Start of Data extract
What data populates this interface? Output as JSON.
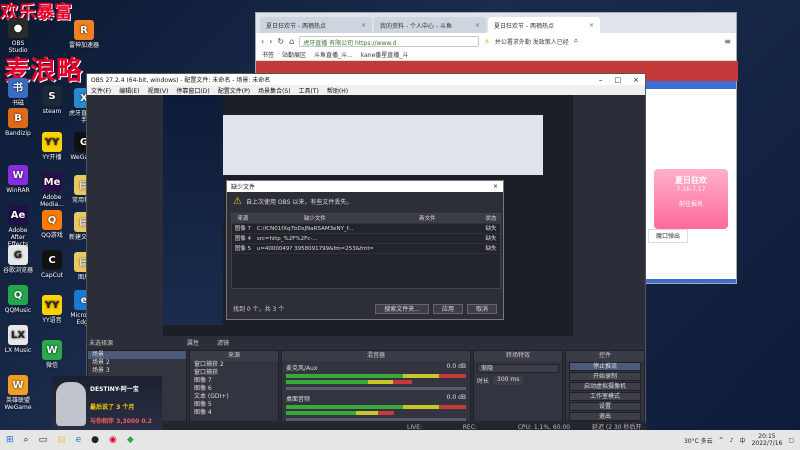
{
  "watermark": {
    "top": "欢乐暴富",
    "middle": "麦浪略"
  },
  "desktop_icons": [
    {
      "label": "OBS Studio",
      "glyph": "●",
      "color": "#2a2a2a"
    },
    {
      "label": "书磁",
      "glyph": "书",
      "color": "#3a6cc0"
    },
    {
      "label": "Bandizip",
      "glyph": "B",
      "color": "#e06a1a"
    },
    {
      "label": "WinRAR",
      "glyph": "W",
      "color": "#8a2be2"
    },
    {
      "label": "Adobe After Effects 2021",
      "glyph": "Ae",
      "color": "#1f0f4a"
    },
    {
      "label": "谷歌浏览器",
      "glyph": "G",
      "color": "#e8e8e8"
    },
    {
      "label": "QQMusic",
      "glyph": "Q",
      "color": "#22a84a"
    },
    {
      "label": "LX Music",
      "glyph": "LX",
      "color": "#e8e8e8"
    },
    {
      "label": "英雄联盟WeGame",
      "glyph": "W",
      "color": "#f0a020"
    },
    {
      "label": "steam",
      "glyph": "S",
      "color": "#1b2838"
    },
    {
      "label": "YY开播",
      "glyph": "YY",
      "color": "#ffd200"
    },
    {
      "label": "Adobe Media...",
      "glyph": "Me",
      "color": "#2a0f4a"
    },
    {
      "label": "QQ游戏",
      "glyph": "Q",
      "color": "#ff7a00"
    },
    {
      "label": "CapCut",
      "glyph": "C",
      "color": "#111"
    },
    {
      "label": "YY语音",
      "glyph": "YY",
      "color": "#ffd200"
    },
    {
      "label": "微信",
      "glyph": "W",
      "color": "#2aa84a"
    },
    {
      "label": "雷神加速器",
      "glyph": "R",
      "color": "#f08020"
    },
    {
      "label": "虎牙直播助手",
      "glyph": "X",
      "color": "#2a8ad0"
    },
    {
      "label": "WeGame",
      "glyph": "G",
      "color": "#111"
    },
    {
      "label": "常用软件",
      "glyph": "▤",
      "color": "#e8c860"
    },
    {
      "label": "新建文件夹",
      "glyph": "▤",
      "color": "#e8c860"
    },
    {
      "label": "图片",
      "glyph": "▤",
      "color": "#e8c860"
    },
    {
      "label": "Microsoft Edge",
      "glyph": "e",
      "color": "#1b7ad0"
    }
  ],
  "browser": {
    "tabs": [
      {
        "label": "夏日狂欢节 - 两栖热点",
        "active": false
      },
      {
        "label": "我的资料 - 个人中心 - 斗鱼",
        "active": false
      },
      {
        "label": "夏日狂欢节 - 两栖热点",
        "active": true
      }
    ],
    "url": "https://www.d",
    "url_prefix": "虎牙直播 有限公司",
    "search_text": "并公署求外勤 发政策人已经",
    "bookmarks": [
      "书签",
      "站勤展区",
      "斗鱼直播_斗...",
      "kane番星直播_斗"
    ],
    "sidebar": {
      "title": "夏日狂欢",
      "date": "7.16-7.17",
      "cta": "前往报名",
      "link": "魔口弹出"
    }
  },
  "obs": {
    "title": "OBS 27.2.4 (64-bit, windows) - 配置文件: 未命名 - 场景: 未命名",
    "menu": [
      "文件(F)",
      "编辑(E)",
      "视图(V)",
      "停靠窗口(D)",
      "配置文件(P)",
      "场景集合(S)",
      "工具(T)",
      "帮助(H)"
    ],
    "source_label": "未选择源",
    "filter_label": "滤镜",
    "properties_label": "属性",
    "docks": {
      "scenes": {
        "title": "场景",
        "items": [
          "场景",
          "场景 2",
          "场景 3"
        ]
      },
      "sources": {
        "title": "来源",
        "items": [
          "窗口捕获 2",
          "窗口捕获",
          "图像 7",
          "图像 6",
          "文本 (GDI+)",
          "图像 5",
          "图像 4"
        ]
      },
      "mixer": {
        "title": "混音器",
        "tracks": [
          {
            "name": "麦克风/Aux",
            "level": "0.0 dB"
          },
          {
            "name": "桌面音频",
            "level": "0.0 dB"
          }
        ]
      },
      "transitions": {
        "title": "转场特效",
        "type": "渐隐",
        "duration_label": "时长",
        "duration": "300 ms"
      },
      "controls": {
        "title": "控件",
        "buttons": [
          "停止推流",
          "开始录制",
          "启动虚拟摄像机",
          "工作室模式",
          "设置",
          "退出"
        ]
      }
    },
    "status": {
      "live": "LIVE: 00:00:00",
      "rec": "REC: 00:00:00",
      "cpu": "CPU: 1.1%, 60.00 fps",
      "bitrate": "延迟 (2 30 秒后开始)"
    }
  },
  "dialog": {
    "title": "缺少文件",
    "message": "自上次使用 OBS 以来，有些文件丢失。",
    "columns": [
      "来源",
      "缺少文件",
      "新文件",
      "状态"
    ],
    "rows": [
      {
        "source": "图像 7",
        "missing": "C:\\fCN01fXq7bDsJNaRSAM3eNY_f...",
        "new": "",
        "status": "缺失"
      },
      {
        "source": "图像 4",
        "missing": "src=http_%2F%2Fc-...",
        "new": "",
        "status": "缺失"
      },
      {
        "source": "图像 5",
        "missing": "u=4000049? 3958091799&fm=253&fmt=au...",
        "new": "",
        "status": "缺失"
      }
    ],
    "footer": "找到 0 个，共 3 个",
    "buttons": [
      "搜索文件夹...",
      "应用",
      "取消"
    ]
  },
  "webcam": {
    "line1": "DESTINY-阿一宝",
    "line2": "最后说了 3 个月",
    "line3": "与你相伴 3,3000 0.2"
  },
  "taskbar": {
    "weather": "30°C 多云",
    "time": "20:15",
    "date": "2022/7/16",
    "lang": "中"
  }
}
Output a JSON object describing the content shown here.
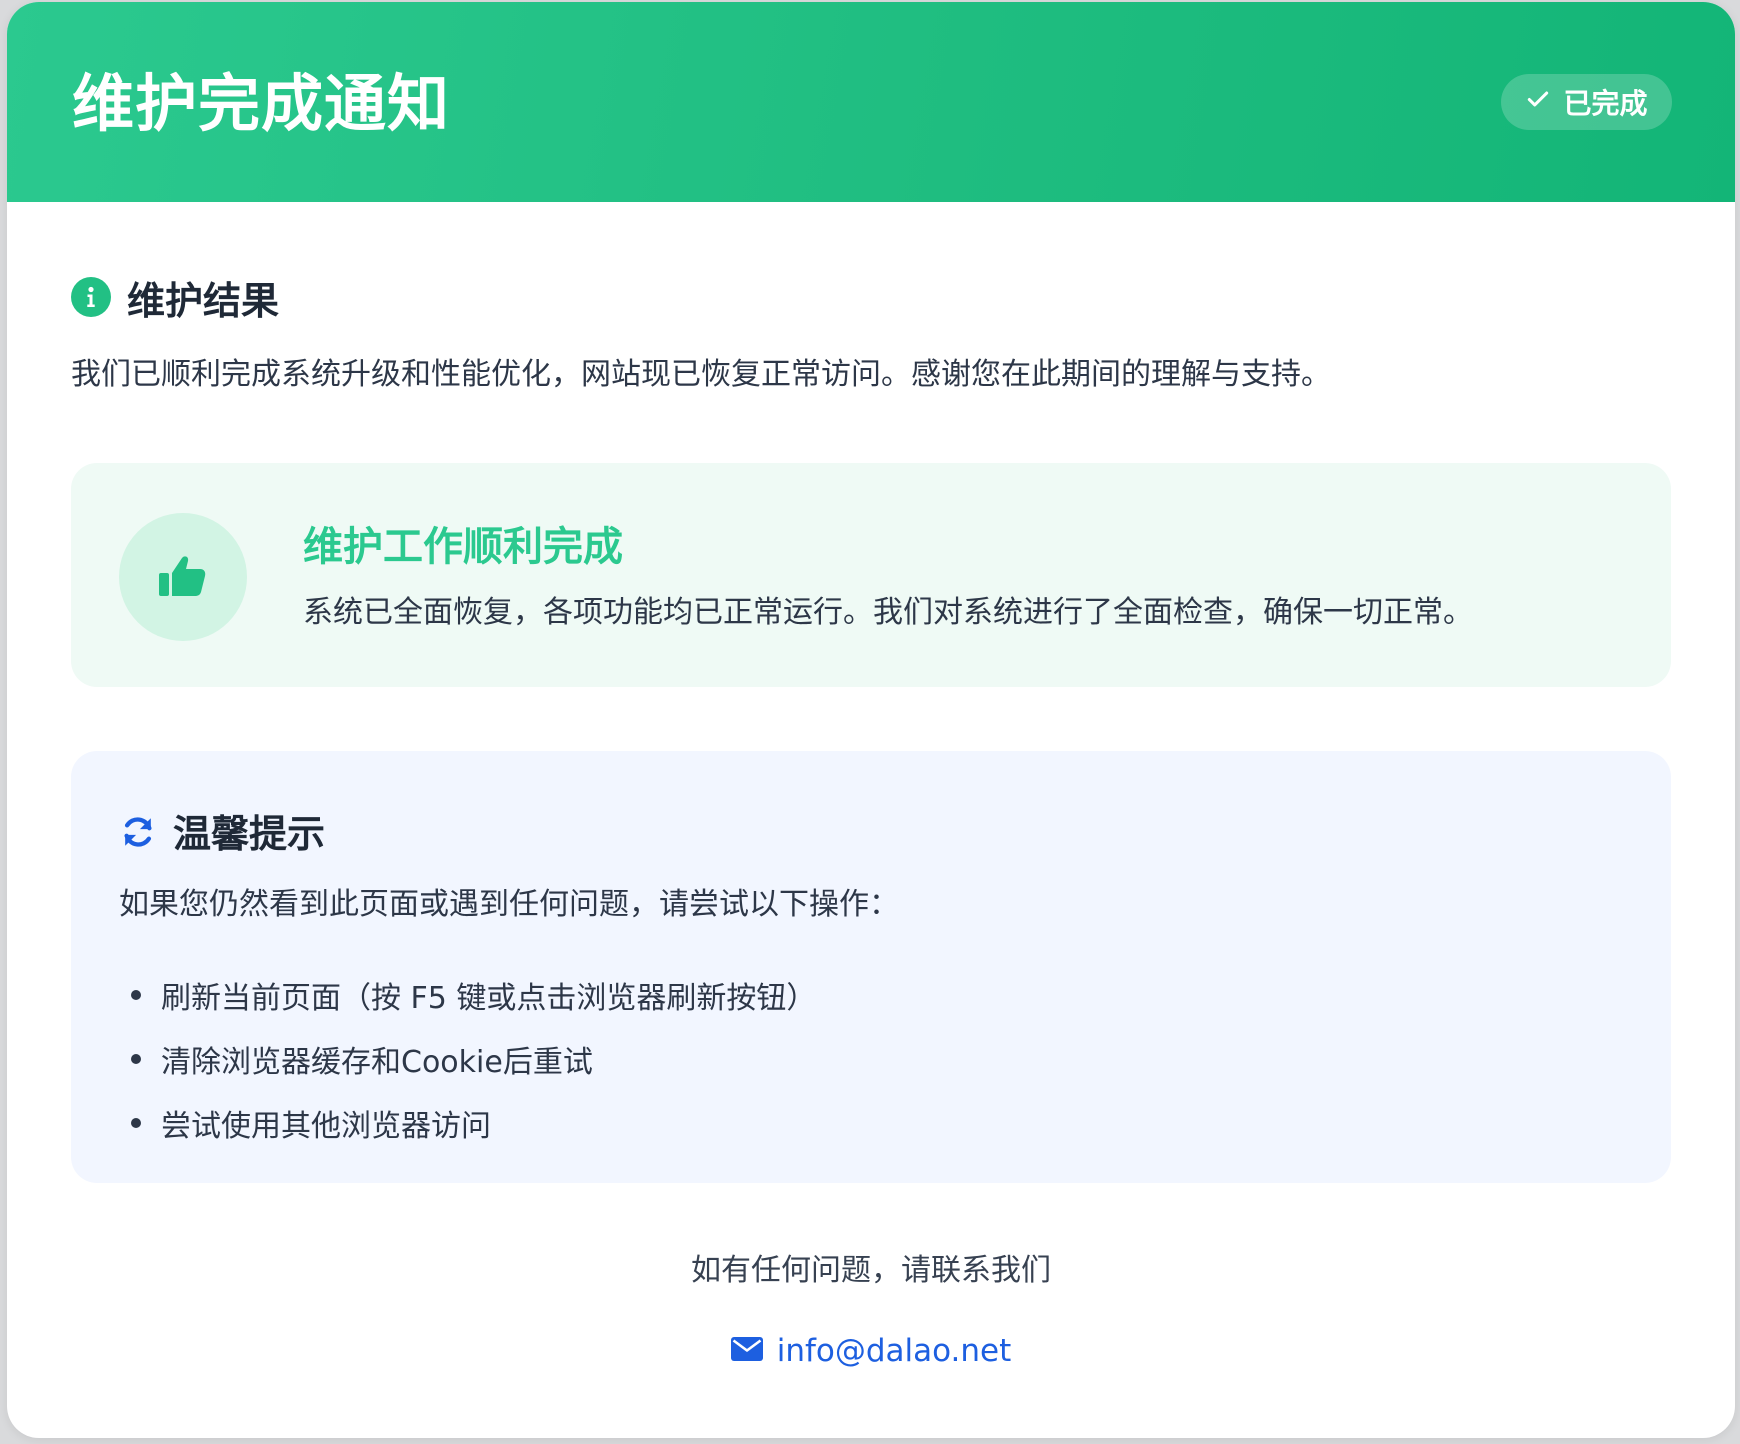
{
  "header": {
    "title": "维护完成通知",
    "badge_label": "已完成",
    "badge_icon": "check-icon"
  },
  "result": {
    "heading": "维护结果",
    "heading_icon": "info-icon",
    "description": "我们已顺利完成系统升级和性能优化，网站现已恢复正常访问。感谢您在此期间的理解与支持。"
  },
  "success": {
    "icon": "thumbs-up-icon",
    "title": "维护工作顺利完成",
    "description": "系统已全面恢复，各项功能均已正常运行。我们对系统进行了全面检查，确保一切正常。"
  },
  "tips": {
    "icon": "refresh-icon",
    "heading": "温馨提示",
    "intro": "如果您仍然看到此页面或遇到任何问题，请尝试以下操作：",
    "items": [
      "刷新当前页面（按 F5 键或点击浏览器刷新按钮）",
      "清除浏览器缓存和Cookie后重试",
      "尝试使用其他浏览器访问"
    ]
  },
  "contact": {
    "text": "如有任何问题，请联系我们",
    "email": "info@dalao.net",
    "email_icon": "envelope-icon"
  },
  "colors": {
    "header_green": "#22c084",
    "success_title": "#2bc98f",
    "success_bg": "#effaf5",
    "tips_bg": "#f2f6ff",
    "link_blue": "#1d5fe0"
  }
}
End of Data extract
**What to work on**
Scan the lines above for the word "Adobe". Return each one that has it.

**Your response**
      "label": "Adobe After Effects 2021",
      "label": "Adobe Media...",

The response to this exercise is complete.